I was talking with a doctor the other day and he raised an interesting question: why is there so much attention given to the privacy of hospital records? The laws about medical privacy place very strong restrictions and prohibitions on those data. On those occasions where someone loses a laptop with such information, everyone goes nuts. This doctor said that at his hospital the administrators act as if there are marauding hoardes banging down the doors to steal people’s hospital records. He argued that nobody would want hospital records even if you left them sitting out on a busy street corner with a sign that said “Medical records — free — please take as many as you want.” The more I thought about it, the more I agreed with him.

What could someone do with patient records? I guess maybe you could blackmail someone with AIDS or with a history of mental illness. Or, maybe you could try to sell them to employers, but no employer would buy them. If I were a criminal thinking about trying to steal something from a hospital, it wouldn’t be medical records, it would be drugs or computers or even credit card numbers.

From an individual’s perspective, maybe it would be embarrassing if your cholesterol level was on the internet, or someone could see that you had breast reduction surgery.
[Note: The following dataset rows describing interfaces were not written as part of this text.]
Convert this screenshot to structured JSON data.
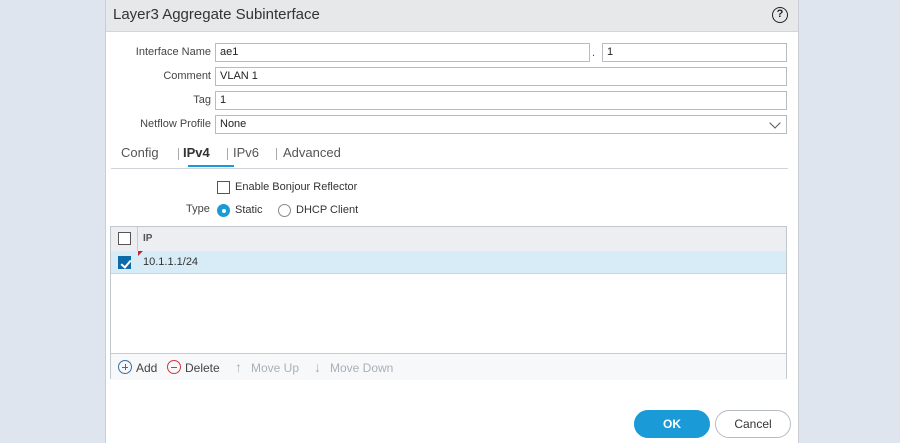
{
  "dialog": {
    "title": "Layer3 Aggregate Subinterface",
    "help_icon": "?"
  },
  "form": {
    "interface_name": {
      "label": "Interface Name",
      "value": "ae1",
      "separator": ".",
      "suffix": "1"
    },
    "comment": {
      "label": "Comment",
      "value": "VLAN 1"
    },
    "tag": {
      "label": "Tag",
      "value": "1"
    },
    "netflow_profile": {
      "label": "Netflow Profile",
      "value": "None"
    }
  },
  "tabs": [
    {
      "label": "Config"
    },
    {
      "label": "IPv4"
    },
    {
      "label": "IPv6"
    },
    {
      "label": "Advanced"
    }
  ],
  "active_tab": "IPv4",
  "ipv4": {
    "bonjour": {
      "label": "Enable Bonjour Reflector",
      "checked": false
    },
    "type": {
      "label": "Type",
      "options": [
        {
          "label": "Static",
          "selected": true
        },
        {
          "label": "DHCP Client",
          "selected": false
        }
      ]
    },
    "table": {
      "header": "IP",
      "rows": [
        {
          "ip": "10.1.1.1/24",
          "checked": true
        }
      ]
    },
    "toolbar": {
      "add": "Add",
      "delete": "Delete",
      "move_up": "Move Up",
      "move_down": "Move Down"
    }
  },
  "buttons": {
    "ok": "OK",
    "cancel": "Cancel"
  },
  "colors": {
    "accent": "#1a9bd7",
    "checkbox_checked": "#0d6aa8",
    "delete": "#d0373d",
    "add": "#3a6fa5"
  }
}
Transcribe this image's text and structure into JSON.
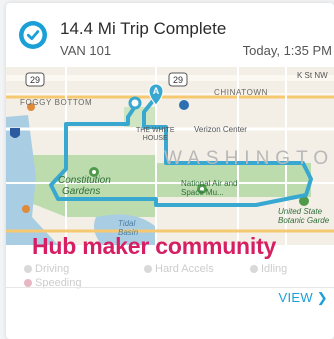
{
  "trip": {
    "title": "14.4 Mi Trip Complete",
    "vehicle": "VAN 101",
    "time": "Today, 1:35 PM"
  },
  "map": {
    "shields": [
      "29",
      "29"
    ],
    "labels": {
      "k_st": "K St NW",
      "foggy_bottom": "FOGGY BOTTOM",
      "chinatown": "CHINATOWN",
      "white_house_line1": "THE WHITE",
      "white_house_line2": "HOUSE",
      "verizon": "Verizon Center",
      "washington": "WASHINGTO",
      "constitution_line1": "Constitution",
      "constitution_line2": "Gardens",
      "national_air_line1": "National Air and",
      "national_air_line2": "Space Mu...",
      "tidal_line1": "Tidal",
      "tidal_line2": "Basin",
      "botanic_line1": "United State",
      "botanic_line2": "Botanic Garde"
    },
    "start_marker": "A",
    "route_color": "#38a8d0",
    "park_color": "#bcdcae"
  },
  "legend": {
    "items": [
      "Driving",
      "Hard Accels",
      "Idling",
      "Speeding"
    ]
  },
  "overlay": {
    "title": "Hub maker community"
  },
  "footer": {
    "view_label": "VIEW ❯"
  },
  "colors": {
    "accent": "#1a9fd6",
    "overlay": "#d61f63"
  }
}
But what would you personally rather have: a criminal stealing your medical records or someone stealing your wallet with your credit cards?

In writing this, I’m not trying to be incendiary. I honestly am interested in what it is about medical records that makes people so concerned about keeping them secret. Or, is it that public policy is completely out of line with what regular people think on this issue?